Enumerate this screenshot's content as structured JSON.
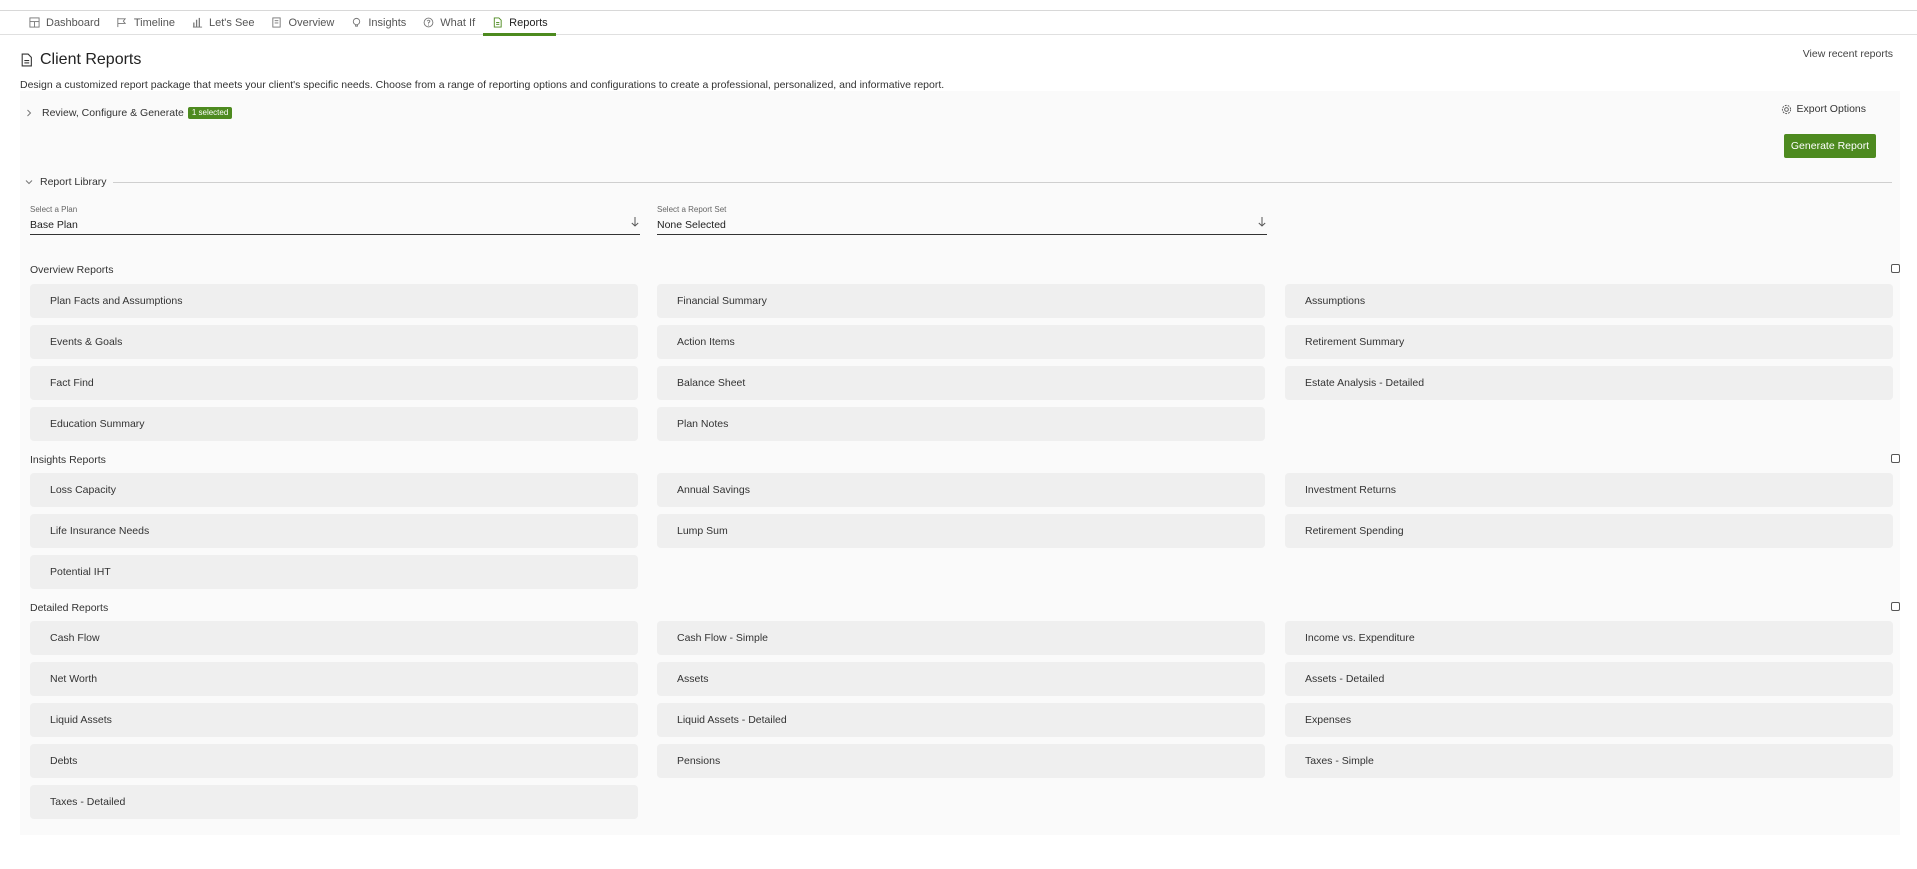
{
  "nav": {
    "tabs": [
      {
        "label": "Dashboard",
        "icon": "dashboard-icon"
      },
      {
        "label": "Timeline",
        "icon": "flag-icon"
      },
      {
        "label": "Let's See",
        "icon": "bar-chart-icon"
      },
      {
        "label": "Overview",
        "icon": "document-icon"
      },
      {
        "label": "Insights",
        "icon": "lightbulb-icon"
      },
      {
        "label": "What If",
        "icon": "question-icon"
      },
      {
        "label": "Reports",
        "icon": "report-icon"
      }
    ],
    "active": "Reports"
  },
  "header": {
    "title": "Client Reports",
    "view_recent": "View recent reports",
    "intro": "Design a customized report package that meets your client's specific needs. Choose from a range of reporting options and configurations to create a professional, personalized, and informative report."
  },
  "review": {
    "label": "Review, Configure & Generate",
    "badge": "1 selected"
  },
  "actions": {
    "export_options": "Export Options",
    "generate_report": "Generate Report"
  },
  "library": {
    "title": "Report Library",
    "plan_select": {
      "label": "Select a Plan",
      "value": "Base Plan"
    },
    "set_select": {
      "label": "Select a Report Set",
      "value": "None Selected"
    }
  },
  "sections": {
    "overview": {
      "title": "Overview Reports",
      "items": [
        "Plan Facts and Assumptions",
        "Financial Summary",
        "Assumptions",
        "Events & Goals",
        "Action Items",
        "Retirement Summary",
        "Fact Find",
        "Balance Sheet",
        "Estate Analysis - Detailed",
        "Education Summary",
        "Plan Notes"
      ]
    },
    "insights": {
      "title": "Insights Reports",
      "items": [
        "Loss Capacity",
        "Annual Savings",
        "Investment Returns",
        "Life Insurance Needs",
        "Lump Sum",
        "Retirement Spending",
        "Potential IHT"
      ]
    },
    "detailed": {
      "title": "Detailed Reports",
      "items": [
        "Cash Flow",
        "Cash Flow - Simple",
        "Income vs. Expenditure",
        "Net Worth",
        "Assets",
        "Assets - Detailed",
        "Liquid Assets",
        "Liquid Assets - Detailed",
        "Expenses",
        "Debts",
        "Pensions",
        "Taxes - Simple",
        "Taxes - Detailed"
      ]
    }
  },
  "colors": {
    "accent": "#4d8a1f",
    "card_bg": "#efefef",
    "panel_bg": "#fafafa"
  }
}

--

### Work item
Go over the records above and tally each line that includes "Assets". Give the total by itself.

### Response
4